All load-serving entities, including the utilities, energy service providers and future community choice aggregators, must achieve an electricity planning reserve margin of 15% to 17% in excess of peak capacity electricity requirements by June 1, 2006. Also, beginning in 2006, the utilities and other load-serving entities are required to secure 90% of their electricity needs during the peak energy months of May through September through forward contracts at least one year in advance.
On December 16, 2004, the CPUC issued a final decision which approved, with certain modifications, each California investor-owned electric utility's long-term electricity procurement plan, or LTPP, in order to authorize each utility to plan for and procure the resources necessary to provide reliable service to their customers for the ten-year period 2005-2014. The decision recognizes that each utility will have capacity needs over the ten-year period, especially in 2011 when most of the DWR contracts expire. The decision states that a major issue in the proceeding is the extent to which the utilities will be compensated for investments or purchases that they must make in order to meet their obligation to provide reliable service to their customers, noting that the implementation of community choice aggregation, departing municipal load, and the potential for allowing new direct access all create a great degree of uncertainty as to the amount of load the existing utilities will be responsible for serving in the future. The decision includes the following key points:
or longer are submitted to the CPUC for pre-approval. The decision adopts a rolling 10-year procurement period, noting that the LTPPs cover a 10-year period and will be updated and reviewed every 2 years. The decision grants the Utility's petition for modification of its existing short-term procurement plan to permit all utilities to conduct procurement using negotiated bilateral agreements for transactions up to 3 calendar months, or one quarter, forward.
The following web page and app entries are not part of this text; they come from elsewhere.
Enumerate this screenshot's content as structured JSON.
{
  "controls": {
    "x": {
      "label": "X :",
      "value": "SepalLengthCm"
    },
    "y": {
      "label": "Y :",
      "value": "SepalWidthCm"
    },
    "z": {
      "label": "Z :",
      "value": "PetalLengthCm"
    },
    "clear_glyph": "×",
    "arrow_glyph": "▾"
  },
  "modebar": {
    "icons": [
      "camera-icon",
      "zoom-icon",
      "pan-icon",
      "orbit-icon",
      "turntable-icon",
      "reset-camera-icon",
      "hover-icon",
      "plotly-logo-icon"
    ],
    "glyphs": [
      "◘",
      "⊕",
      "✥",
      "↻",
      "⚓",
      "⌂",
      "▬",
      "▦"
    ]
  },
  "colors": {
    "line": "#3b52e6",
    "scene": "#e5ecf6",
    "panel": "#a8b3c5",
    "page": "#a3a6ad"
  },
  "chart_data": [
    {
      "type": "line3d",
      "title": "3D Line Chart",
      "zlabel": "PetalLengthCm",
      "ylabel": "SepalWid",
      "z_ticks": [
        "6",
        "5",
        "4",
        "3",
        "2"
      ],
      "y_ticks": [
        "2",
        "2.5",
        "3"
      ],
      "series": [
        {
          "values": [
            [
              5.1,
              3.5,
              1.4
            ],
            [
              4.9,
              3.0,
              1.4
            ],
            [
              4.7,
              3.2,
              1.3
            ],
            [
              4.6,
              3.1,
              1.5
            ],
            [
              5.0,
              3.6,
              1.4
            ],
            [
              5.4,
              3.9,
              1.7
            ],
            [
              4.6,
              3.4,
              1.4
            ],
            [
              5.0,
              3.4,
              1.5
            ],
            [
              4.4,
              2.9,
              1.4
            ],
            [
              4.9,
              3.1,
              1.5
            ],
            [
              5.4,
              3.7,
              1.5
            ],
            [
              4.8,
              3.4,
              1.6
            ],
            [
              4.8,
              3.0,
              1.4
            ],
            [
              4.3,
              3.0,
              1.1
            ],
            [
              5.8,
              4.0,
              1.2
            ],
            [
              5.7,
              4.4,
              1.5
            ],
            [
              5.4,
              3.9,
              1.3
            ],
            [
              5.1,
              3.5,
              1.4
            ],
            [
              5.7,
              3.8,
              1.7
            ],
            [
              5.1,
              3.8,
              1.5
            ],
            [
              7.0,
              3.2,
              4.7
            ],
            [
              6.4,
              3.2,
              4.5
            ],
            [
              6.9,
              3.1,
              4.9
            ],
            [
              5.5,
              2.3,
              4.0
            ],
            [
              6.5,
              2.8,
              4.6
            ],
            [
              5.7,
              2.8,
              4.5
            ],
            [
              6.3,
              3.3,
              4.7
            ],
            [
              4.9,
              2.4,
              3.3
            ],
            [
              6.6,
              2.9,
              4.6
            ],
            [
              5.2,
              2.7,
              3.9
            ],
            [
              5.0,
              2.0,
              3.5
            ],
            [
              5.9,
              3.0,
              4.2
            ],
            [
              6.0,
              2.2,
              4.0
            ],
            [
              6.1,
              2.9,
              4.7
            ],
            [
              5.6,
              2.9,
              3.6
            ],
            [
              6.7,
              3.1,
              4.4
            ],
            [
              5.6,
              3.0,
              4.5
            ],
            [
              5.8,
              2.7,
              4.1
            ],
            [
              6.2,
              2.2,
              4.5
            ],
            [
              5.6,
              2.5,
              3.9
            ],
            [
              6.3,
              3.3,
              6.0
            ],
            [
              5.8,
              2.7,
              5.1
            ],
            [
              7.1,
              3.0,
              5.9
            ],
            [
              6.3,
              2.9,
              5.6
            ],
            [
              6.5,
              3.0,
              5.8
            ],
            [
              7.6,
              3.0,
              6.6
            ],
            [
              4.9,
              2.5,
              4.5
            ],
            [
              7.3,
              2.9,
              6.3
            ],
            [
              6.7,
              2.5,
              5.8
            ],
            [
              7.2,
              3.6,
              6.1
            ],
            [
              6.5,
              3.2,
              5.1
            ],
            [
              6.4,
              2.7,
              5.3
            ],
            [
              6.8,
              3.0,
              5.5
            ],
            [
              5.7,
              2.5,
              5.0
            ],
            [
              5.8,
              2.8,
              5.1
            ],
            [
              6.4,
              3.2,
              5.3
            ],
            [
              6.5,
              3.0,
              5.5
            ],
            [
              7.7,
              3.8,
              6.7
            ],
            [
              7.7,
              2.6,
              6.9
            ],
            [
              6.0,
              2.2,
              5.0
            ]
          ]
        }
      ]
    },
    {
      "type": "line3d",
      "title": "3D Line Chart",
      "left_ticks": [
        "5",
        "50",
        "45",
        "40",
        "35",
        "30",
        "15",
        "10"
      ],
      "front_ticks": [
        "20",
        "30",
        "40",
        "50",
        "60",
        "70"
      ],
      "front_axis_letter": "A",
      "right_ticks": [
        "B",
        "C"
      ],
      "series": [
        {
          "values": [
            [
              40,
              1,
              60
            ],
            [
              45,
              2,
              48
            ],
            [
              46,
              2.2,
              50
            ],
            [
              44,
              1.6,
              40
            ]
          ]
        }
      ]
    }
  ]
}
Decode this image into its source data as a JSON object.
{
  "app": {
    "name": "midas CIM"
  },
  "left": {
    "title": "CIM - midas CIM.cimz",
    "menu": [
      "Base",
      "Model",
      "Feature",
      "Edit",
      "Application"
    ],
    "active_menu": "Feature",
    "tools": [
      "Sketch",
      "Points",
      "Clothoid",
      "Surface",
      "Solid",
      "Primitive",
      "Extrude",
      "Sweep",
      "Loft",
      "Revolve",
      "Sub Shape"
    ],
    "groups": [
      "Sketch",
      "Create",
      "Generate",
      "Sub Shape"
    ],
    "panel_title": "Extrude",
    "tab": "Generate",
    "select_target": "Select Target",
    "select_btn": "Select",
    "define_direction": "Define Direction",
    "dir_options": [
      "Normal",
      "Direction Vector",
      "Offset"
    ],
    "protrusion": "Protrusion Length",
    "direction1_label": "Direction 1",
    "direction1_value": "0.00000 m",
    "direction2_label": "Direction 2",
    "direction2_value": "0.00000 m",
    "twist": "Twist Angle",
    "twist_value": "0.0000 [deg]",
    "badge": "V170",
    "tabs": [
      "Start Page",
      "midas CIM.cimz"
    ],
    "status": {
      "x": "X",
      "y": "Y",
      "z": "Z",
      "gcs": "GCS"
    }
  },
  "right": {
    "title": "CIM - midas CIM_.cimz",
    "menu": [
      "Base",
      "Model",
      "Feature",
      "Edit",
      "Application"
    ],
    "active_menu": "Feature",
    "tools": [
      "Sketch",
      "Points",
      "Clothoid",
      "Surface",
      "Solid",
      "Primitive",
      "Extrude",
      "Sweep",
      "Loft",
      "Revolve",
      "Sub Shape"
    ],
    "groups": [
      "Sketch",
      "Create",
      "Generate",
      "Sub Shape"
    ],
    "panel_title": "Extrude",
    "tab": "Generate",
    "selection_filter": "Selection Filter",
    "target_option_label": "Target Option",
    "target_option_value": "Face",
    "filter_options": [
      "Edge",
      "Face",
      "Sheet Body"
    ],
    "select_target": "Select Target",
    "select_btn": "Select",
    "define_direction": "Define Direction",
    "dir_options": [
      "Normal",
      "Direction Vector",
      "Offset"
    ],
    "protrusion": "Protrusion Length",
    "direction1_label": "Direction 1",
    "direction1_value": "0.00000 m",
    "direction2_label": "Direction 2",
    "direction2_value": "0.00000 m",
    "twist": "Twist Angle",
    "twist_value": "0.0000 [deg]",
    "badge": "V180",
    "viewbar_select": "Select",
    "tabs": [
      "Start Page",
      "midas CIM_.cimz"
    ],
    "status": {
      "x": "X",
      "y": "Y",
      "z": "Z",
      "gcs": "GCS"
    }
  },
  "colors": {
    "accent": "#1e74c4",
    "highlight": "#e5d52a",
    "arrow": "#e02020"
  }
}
The decision notes that ultimately the CPUC will eliminate short-term procurement plans and the utilities will act in accordance with a single CPUC-approved plan; but until then, the utilities' existing short-term plans remain in effect and any updates or modifications should be filed with an advice letter within 30 days after the issuance of the decision. The Utility filed an update to its short-term plan on January 18, 2005. The decision requires the utilities to submit a compliance filing updating their procurement plans to reflect the changes and modifications in the decision by March 25, 2005.
The Utility's electricity transmission revenues and its wholesale and retail transmission rates are subject to authorization by the FERC. The Utility has two sources of transmission revenues: charges under the Utility's transmission owner tariff and charges under specific contracts with existing wholesale transmission customers that pre-date the Utility's participation in the ISO. Customers that receive transmission services under these pre-existing contracts, referred to as existing transmission contract customers, are charged individualized rates based on the terms of their contracts. Transmission rates established by the FERC in the Utility's transmission owner rate cases are included by the CPUC in the Utility's retail electricity rates and collected from retail electricity customers receiving bundled service under the federal filed rate doctrine.